Hours after the draw in which Haifa pulled Liverpool out of the hat, the English side announced it was unwilling to play in Israel

Liverpool has already begun unofficial contacts with UEFA and plans to issue an official protest demanding the match be switched to a neutral venue.

"We are very concerned," Liverpool's chief executive Rick Parry added. "We will be making our feelings known to UEFA and it is hard to see the conflict being resolved over the next couple of weeks. Our feeling is that the second leg should be played at a neutral venue... Obviously, Maccabi wants to play in Israel. That's understandable. But we have to be conscious of any risk to players or supporters."

Liverpool manager Rafa Benitez said he was appalled at the prospect of the staff having to travel to Israel at a time when the country is involved in military action.

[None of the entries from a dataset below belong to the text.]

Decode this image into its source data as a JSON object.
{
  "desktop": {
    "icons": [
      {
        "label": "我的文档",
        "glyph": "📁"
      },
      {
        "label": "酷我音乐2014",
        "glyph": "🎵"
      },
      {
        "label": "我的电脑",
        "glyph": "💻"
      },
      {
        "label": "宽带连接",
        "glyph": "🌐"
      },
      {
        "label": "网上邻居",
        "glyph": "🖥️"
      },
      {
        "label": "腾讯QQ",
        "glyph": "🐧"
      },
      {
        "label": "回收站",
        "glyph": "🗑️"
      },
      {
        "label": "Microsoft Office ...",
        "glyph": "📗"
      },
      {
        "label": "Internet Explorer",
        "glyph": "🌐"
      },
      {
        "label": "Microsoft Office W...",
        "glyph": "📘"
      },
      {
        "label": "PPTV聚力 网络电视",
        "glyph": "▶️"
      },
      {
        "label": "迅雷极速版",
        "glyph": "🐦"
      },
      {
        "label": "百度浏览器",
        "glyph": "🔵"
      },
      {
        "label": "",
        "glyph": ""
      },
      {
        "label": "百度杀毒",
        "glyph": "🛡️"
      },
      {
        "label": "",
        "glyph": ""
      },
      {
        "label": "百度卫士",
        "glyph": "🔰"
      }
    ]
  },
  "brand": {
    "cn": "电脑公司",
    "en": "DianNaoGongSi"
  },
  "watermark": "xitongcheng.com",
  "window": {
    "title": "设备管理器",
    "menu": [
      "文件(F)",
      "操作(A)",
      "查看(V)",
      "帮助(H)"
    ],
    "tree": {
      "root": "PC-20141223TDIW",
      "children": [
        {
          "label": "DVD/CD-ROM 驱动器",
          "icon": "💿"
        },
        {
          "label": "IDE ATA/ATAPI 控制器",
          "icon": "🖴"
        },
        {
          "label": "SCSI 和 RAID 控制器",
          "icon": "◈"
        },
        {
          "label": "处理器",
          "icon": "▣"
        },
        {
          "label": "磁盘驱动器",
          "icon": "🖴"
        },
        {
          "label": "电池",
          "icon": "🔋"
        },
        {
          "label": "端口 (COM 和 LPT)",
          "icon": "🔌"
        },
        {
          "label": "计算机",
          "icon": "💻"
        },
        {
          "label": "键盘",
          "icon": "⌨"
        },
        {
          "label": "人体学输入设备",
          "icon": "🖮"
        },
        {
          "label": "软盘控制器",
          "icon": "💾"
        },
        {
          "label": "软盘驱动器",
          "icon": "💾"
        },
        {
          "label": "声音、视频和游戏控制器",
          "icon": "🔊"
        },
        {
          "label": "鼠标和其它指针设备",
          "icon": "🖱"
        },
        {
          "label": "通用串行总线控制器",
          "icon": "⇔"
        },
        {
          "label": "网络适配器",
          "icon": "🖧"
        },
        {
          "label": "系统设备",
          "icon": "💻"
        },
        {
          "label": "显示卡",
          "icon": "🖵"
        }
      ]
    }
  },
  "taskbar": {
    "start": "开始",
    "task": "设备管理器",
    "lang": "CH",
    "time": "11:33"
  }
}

"There is no way we should be going to Israel to play a game of football at this time. It's crazy to even consider it. UEFA cannot put anyone at risk," he told Liverpool's Web site.

The first leg is set for Anfield on August 8 or 9 with Haifa at home, hosting in Tel Aviv, in the second on either August 22 or 23.

Benitez added: "I feel sad for the people over there at the moment because it's a terrible time for them but we have to put the security and safety of everyone involved before anything else and that means we cannot travel there. It would be impossible to concentrate on the game.

Les Lawson, a spokesman for Liverpool's supporters club said: "Liverpool should not even be considering going there. Security can not be ensured anywhere in Israel 100 percent and certainly not now."

UEFA spokesman Rob Faulkner said the situation was being closely monitored and a decision would be taken nearer the time.

"The situation is changing daily," Faulkner said. "We do have a little bit of time. The key to this is the safety and security of players, fans and officials, so we wouldn't make that decision without having those 100 percent assurances, and that is information we are chasing at the moment."